■ **Exercise directions**
Give the entries again, exactly as written.

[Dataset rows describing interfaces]
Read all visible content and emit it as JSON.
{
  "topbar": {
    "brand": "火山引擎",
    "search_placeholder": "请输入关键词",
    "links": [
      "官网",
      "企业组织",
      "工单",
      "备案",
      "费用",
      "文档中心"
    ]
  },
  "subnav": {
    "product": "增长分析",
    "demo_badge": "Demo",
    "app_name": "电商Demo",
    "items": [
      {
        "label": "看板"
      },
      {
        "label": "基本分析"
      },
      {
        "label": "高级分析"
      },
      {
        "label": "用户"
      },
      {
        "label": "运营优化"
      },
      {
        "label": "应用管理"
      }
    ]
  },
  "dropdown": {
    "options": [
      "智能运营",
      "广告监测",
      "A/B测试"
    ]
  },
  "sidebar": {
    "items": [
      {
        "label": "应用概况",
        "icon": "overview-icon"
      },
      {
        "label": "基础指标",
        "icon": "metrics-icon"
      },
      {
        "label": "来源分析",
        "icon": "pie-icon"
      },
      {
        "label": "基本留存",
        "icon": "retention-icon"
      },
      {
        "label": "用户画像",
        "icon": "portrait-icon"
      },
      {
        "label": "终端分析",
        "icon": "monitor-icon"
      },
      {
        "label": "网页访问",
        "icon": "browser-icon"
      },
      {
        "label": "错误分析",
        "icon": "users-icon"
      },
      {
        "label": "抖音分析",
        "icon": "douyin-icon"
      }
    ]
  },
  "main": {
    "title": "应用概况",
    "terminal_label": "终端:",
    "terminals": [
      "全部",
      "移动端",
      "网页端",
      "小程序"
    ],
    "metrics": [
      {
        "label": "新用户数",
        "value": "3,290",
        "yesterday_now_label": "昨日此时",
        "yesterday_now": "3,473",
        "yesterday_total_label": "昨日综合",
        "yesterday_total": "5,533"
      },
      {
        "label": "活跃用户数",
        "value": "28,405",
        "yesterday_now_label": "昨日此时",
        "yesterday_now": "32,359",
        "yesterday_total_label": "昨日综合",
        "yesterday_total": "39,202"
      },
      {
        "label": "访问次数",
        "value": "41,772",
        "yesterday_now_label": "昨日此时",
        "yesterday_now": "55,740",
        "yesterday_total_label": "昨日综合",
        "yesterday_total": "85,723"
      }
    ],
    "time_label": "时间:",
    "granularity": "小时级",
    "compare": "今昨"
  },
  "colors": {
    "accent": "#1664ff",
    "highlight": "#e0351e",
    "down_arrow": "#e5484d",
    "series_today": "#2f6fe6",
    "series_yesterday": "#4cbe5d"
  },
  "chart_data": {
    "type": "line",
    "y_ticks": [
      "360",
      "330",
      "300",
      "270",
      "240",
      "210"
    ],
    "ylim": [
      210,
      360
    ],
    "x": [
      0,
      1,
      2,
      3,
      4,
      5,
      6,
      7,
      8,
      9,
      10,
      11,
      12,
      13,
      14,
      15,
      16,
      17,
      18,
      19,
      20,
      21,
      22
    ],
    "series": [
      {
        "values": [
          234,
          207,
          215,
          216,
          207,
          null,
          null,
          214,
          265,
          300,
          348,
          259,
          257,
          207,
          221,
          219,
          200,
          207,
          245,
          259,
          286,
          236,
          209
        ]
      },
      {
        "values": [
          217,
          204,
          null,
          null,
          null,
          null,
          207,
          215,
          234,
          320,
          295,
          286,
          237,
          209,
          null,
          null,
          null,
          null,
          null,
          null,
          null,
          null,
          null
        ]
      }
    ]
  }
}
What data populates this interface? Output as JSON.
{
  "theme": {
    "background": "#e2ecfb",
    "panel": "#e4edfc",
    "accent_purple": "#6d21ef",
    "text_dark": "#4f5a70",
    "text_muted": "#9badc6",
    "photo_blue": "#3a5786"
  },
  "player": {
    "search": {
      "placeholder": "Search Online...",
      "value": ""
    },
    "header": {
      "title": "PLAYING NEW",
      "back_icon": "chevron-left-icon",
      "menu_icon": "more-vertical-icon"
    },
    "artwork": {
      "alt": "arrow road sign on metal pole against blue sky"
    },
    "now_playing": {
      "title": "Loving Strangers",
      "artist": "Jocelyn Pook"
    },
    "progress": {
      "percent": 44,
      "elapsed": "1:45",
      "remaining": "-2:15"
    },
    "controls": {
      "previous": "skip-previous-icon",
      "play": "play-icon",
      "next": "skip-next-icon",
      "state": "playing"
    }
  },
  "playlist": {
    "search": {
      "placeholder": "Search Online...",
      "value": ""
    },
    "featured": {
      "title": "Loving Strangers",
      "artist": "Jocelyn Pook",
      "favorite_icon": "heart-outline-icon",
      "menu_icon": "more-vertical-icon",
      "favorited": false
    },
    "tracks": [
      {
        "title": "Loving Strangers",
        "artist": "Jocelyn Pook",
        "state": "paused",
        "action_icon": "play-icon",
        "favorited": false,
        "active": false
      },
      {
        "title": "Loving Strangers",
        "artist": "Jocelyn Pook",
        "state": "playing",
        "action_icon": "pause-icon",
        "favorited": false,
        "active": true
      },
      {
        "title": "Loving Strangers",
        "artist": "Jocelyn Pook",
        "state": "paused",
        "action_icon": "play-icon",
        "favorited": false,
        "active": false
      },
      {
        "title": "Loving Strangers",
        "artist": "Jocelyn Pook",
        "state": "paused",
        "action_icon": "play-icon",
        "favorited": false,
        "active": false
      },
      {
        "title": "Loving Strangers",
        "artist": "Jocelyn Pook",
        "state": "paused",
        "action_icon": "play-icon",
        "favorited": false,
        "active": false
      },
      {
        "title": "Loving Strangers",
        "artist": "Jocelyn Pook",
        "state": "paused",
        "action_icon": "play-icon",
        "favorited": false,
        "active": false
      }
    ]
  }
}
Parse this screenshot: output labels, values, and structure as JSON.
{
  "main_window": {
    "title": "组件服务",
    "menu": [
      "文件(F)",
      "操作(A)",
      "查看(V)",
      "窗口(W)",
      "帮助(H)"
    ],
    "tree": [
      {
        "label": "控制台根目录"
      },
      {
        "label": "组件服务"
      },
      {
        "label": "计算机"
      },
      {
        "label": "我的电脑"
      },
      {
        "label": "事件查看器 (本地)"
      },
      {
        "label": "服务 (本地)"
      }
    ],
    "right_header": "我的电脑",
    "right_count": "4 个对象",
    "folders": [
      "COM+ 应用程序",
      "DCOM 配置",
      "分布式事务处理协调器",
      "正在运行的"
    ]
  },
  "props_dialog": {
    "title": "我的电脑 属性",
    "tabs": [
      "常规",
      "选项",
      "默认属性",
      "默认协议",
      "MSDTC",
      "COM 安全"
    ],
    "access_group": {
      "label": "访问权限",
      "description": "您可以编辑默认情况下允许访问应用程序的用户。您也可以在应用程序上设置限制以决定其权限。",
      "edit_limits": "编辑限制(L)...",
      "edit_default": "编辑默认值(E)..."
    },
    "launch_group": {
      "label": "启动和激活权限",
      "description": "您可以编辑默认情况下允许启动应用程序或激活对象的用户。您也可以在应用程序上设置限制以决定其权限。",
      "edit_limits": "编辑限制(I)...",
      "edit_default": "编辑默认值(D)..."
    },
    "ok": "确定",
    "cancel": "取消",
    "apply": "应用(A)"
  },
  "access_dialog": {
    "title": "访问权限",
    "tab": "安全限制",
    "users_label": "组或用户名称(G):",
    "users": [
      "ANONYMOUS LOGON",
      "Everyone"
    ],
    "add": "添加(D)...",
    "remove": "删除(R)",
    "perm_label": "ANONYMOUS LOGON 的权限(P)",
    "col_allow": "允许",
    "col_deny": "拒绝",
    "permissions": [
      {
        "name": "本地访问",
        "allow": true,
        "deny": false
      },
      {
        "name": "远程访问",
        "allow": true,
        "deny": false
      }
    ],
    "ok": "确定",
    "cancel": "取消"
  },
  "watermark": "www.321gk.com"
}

■ **Task response**
Read all visible content and emit it as JSON.
{
  "topbar": {
    "brand": "火山引擎",
    "search_placeholder": "请输入关键词",
    "links": [
      "官网",
      "企业组织",
      "工单",
      "备案",
      "费用",
      "文档中心"
    ]
  },
  "subnav": {
    "product": "增长分析",
    "demo_badge": "Demo",
    "app_name": "电商Demo",
    "items": [
      {
        "label": "看板"
      },
      {
        "label": "基本分析"
      },
      {
        "label": "高级分析"
      },
      {
        "label": "用户"
      },
      {
        "label": "运营优化"
      },
      {
        "label": "应用管理"
      }
    ]
  },
  "dropdown": {
    "options": [
      "智能运营",
      "广告监测",
      "A/B测试"
    ]
  },
  "sidebar": {
    "items": [
      {
        "label": "应用概况",
        "icon": "overview-icon"
      },
      {
        "label": "基础指标",
        "icon": "metrics-icon"
      },
      {
        "label": "来源分析",
        "icon": "pie-icon"
      },
      {
        "label": "基本留存",
        "icon": "retention-icon"
      },
      {
        "label": "用户画像",
        "icon": "portrait-icon"
      },
      {
        "label": "终端分析",
        "icon": "monitor-icon"
      },
      {
        "label": "网页访问",
        "icon": "browser-icon"
      },
      {
        "label": "错误分析",
        "icon": "users-icon"
      },
      {
        "label": "抖音分析",
        "icon": "douyin-icon"
      }
    ]
  },
  "main": {
    "title": "应用概况",
    "terminal_label": "终端:",
    "terminals": [
      "全部",
      "移动端",
      "网页端",
      "小程序"
    ],
    "metrics": [
      {
        "label": "新用户数",
        "value": "3,290",
        "yesterday_now_label": "昨日此时",
        "yesterday_now": "3,473",
        "yesterday_total_label": "昨日综合",
        "yesterday_total": "5,533"
      },
      {
        "label": "活跃用户数",
        "value": "28,405",
        "yesterday_now_label": "昨日此时",
        "yesterday_now": "32,359",
        "yesterday_total_label": "昨日综合",
        "yesterday_total": "39,202"
      },
      {
        "label": "访问次数",
        "value": "41,772",
        "yesterday_now_label": "昨日此时",
        "yesterday_now": "55,740",
        "yesterday_total_label": "昨日综合",
        "yesterday_total": "85,723"
      }
    ],
    "time_label": "时间:",
    "granularity": "小时级",
    "compare": "今昨"
  },
  "colors": {
    "accent": "#1664ff",
    "highlight": "#e0351e",
    "down_arrow": "#e5484d",
    "series_today": "#2f6fe6",
    "series_yesterday": "#4cbe5d"
  },
  "chart_data": {
    "type": "line",
    "y_ticks": [
      "360",
      "330",
      "300",
      "270",
      "240",
      "210"
    ],
    "ylim": [
      210,
      360
    ],
    "x": [
      0,
      1,
      2,
      3,
      4,
      5,
      6,
      7,
      8,
      9,
      10,
      11,
      12,
      13,
      14,
      15,
      16,
      17,
      18,
      19,
      20,
      21,
      22
    ],
    "series": [
      {
        "values": [
          234,
          207,
          215,
          216,
          207,
          null,
          null,
          214,
          265,
          300,
          348,
          259,
          257,
          207,
          221,
          219,
          200,
          207,
          245,
          259,
          286,
          236,
          209
        ]
      },
      {
        "values": [
          217,
          204,
          null,
          null,
          null,
          null,
          207,
          215,
          234,
          320,
          295,
          286,
          237,
          209,
          null,
          null,
          null,
          null,
          null,
          null,
          null,
          null,
          null
        ]
      }
    ]
  }
}
What data populates this interface? Output as JSON.
{
  "theme": {
    "background": "#e2ecfb",
    "panel": "#e4edfc",
    "accent_purple": "#6d21ef",
    "text_dark": "#4f5a70",
    "text_muted": "#9badc6",
    "photo_blue": "#3a5786"
  },
  "player": {
    "search": {
      "placeholder": "Search Online...",
      "value": ""
    },
    "header": {
      "title": "PLAYING NEW",
      "back_icon": "chevron-left-icon",
      "menu_icon": "more-vertical-icon"
    },
    "artwork": {
      "alt": "arrow road sign on metal pole against blue sky"
    },
    "now_playing": {
      "title": "Loving Strangers",
      "artist": "Jocelyn Pook"
    },
    "progress": {
      "percent": 44,
      "elapsed": "1:45",
      "remaining": "-2:15"
    },
    "controls": {
      "previous": "skip-previous-icon",
      "play": "play-icon",
      "next": "skip-next-icon",
      "state": "playing"
    }
  },
  "playlist": {
    "search": {
      "placeholder": "Search Online...",
      "value": ""
    },
    "featured": {
      "title": "Loving Strangers",
      "artist": "Jocelyn Pook",
      "favorite_icon": "heart-outline-icon",
      "menu_icon": "more-vertical-icon",
      "favorited": false
    },
    "tracks": [
      {
        "title": "Loving Strangers",
        "artist": "Jocelyn Pook",
        "state": "paused",
        "action_icon": "play-icon",
        "favorited": false,
        "active": false
      },
      {
        "title": "Loving Strangers",
        "artist": "Jocelyn Pook",
        "state": "playing",
        "action_icon": "pause-icon",
        "favorited": false,
        "active": true
      },
      {
        "title": "Loving Strangers",
        "artist": "Jocelyn Pook",
        "state": "paused",
        "action_icon": "play-icon",
        "favorited": false,
        "active": false
      },
      {
        "title": "Loving Strangers",
        "artist": "Jocelyn Pook",
        "state": "paused",
        "action_icon": "play-icon",
        "favorited": false,
        "active": false
      },
      {
        "title": "Loving Strangers",
        "artist": "Jocelyn Pook",
        "state": "paused",
        "action_icon": "play-icon",
        "favorited": false,
        "active": false
      },
      {
        "title": "Loving Strangers",
        "artist": "Jocelyn Pook",
        "state": "paused",
        "action_icon": "play-icon",
        "favorited": false,
        "active": false
      }
    ]
  }
}
Parse this screenshot: output labels, values, and structure as JSON.
{
  "main_window": {
    "title": "组件服务",
    "menu": [
      "文件(F)",
      "操作(A)",
      "查看(V)",
      "窗口(W)",
      "帮助(H)"
    ],
    "tree": [
      {
        "label": "控制台根目录"
      },
      {
        "label": "组件服务"
      },
      {
        "label": "计算机"
      },
      {
        "label": "我的电脑"
      },
      {
        "label": "事件查看器 (本地)"
      },
      {
        "label": "服务 (本地)"
      }
    ],
    "right_header": "我的电脑",
    "right_count": "4 个对象",
    "folders": [
      "COM+ 应用程序",
      "DCOM 配置",
      "分布式事务处理协调器",
      "正在运行的"
    ]
  },
  "props_dialog": {
    "title": "我的电脑 属性",
    "tabs": [
      "常规",
      "选项",
      "默认属性",
      "默认协议",
      "MSDTC",
      "COM 安全"
    ],
    "access_group": {
      "label": "访问权限",
      "description": "您可以编辑默认情况下允许访问应用程序的用户。您也可以在应用程序上设置限制以决定其权限。",
      "edit_limits": "编辑限制(L)...",
      "edit_default": "编辑默认值(E)..."
    },
    "launch_group": {
      "label": "启动和激活权限",
      "description": "您可以编辑默认情况下允许启动应用程序或激活对象的用户。您也可以在应用程序上设置限制以决定其权限。",
      "edit_limits": "编辑限制(I)...",
      "edit_default": "编辑默认值(D)..."
    },
    "ok": "确定",
    "cancel": "取消",
    "apply": "应用(A)"
  },
  "access_dialog": {
    "title": "访问权限",
    "tab": "安全限制",
    "users_label": "组或用户名称(G):",
    "users": [
      "ANONYMOUS LOGON",
      "Everyone"
    ],
    "add": "添加(D)...",
    "remove": "删除(R)",
    "perm_label": "ANONYMOUS LOGON 的权限(P)",
    "col_allow": "允许",
    "col_deny": "拒绝",
    "permissions": [
      {
        "name": "本地访问",
        "allow": true,
        "deny": false
      },
      {
        "name": "远程访问",
        "allow": true,
        "deny": false
      }
    ],
    "ok": "确定",
    "cancel": "取消"
  },
  "watermark": "www.321gk.com"
}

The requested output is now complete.